**Required action:**
Return the lines below in which the string "this" occurs.

Items from an interface collection
----------
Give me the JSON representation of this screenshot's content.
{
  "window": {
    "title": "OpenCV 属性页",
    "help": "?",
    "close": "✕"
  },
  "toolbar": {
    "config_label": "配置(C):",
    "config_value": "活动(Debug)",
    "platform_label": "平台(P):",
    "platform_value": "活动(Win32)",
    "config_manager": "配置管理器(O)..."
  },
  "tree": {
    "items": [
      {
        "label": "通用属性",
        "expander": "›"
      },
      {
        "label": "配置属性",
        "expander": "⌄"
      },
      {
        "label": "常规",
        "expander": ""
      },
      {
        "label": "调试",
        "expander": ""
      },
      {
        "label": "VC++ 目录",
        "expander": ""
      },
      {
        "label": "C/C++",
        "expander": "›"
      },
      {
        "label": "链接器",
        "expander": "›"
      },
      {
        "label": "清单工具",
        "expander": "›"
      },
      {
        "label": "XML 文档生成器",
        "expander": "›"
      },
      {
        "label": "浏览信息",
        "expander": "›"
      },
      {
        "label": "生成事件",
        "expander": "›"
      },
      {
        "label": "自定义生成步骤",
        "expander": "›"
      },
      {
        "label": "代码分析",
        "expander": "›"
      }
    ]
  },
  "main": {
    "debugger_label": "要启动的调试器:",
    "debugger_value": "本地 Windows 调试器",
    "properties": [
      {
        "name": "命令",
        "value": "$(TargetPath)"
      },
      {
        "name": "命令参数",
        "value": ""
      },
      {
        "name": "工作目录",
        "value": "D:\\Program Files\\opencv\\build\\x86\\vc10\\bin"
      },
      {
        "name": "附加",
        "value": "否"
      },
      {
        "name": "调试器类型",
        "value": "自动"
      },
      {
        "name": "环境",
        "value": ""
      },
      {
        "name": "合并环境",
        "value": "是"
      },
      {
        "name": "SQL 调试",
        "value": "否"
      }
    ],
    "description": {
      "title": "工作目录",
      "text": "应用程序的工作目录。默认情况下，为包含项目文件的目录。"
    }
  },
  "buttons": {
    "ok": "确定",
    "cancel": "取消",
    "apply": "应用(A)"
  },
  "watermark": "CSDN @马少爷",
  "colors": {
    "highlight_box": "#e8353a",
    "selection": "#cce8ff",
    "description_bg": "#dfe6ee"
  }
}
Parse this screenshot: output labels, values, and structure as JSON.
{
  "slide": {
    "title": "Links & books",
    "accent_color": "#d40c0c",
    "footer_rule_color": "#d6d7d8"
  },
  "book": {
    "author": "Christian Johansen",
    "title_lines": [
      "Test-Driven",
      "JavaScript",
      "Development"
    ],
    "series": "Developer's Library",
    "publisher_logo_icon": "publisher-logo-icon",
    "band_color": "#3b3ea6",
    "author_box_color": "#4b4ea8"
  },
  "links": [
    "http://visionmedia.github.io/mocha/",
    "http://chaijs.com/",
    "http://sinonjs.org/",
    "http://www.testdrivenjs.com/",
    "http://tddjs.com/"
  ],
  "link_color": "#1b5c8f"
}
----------
**Solution below:**
Give me the JSON representation of this screenshot's content.
Parse this screenshot: output labels, values, and structure as JSON.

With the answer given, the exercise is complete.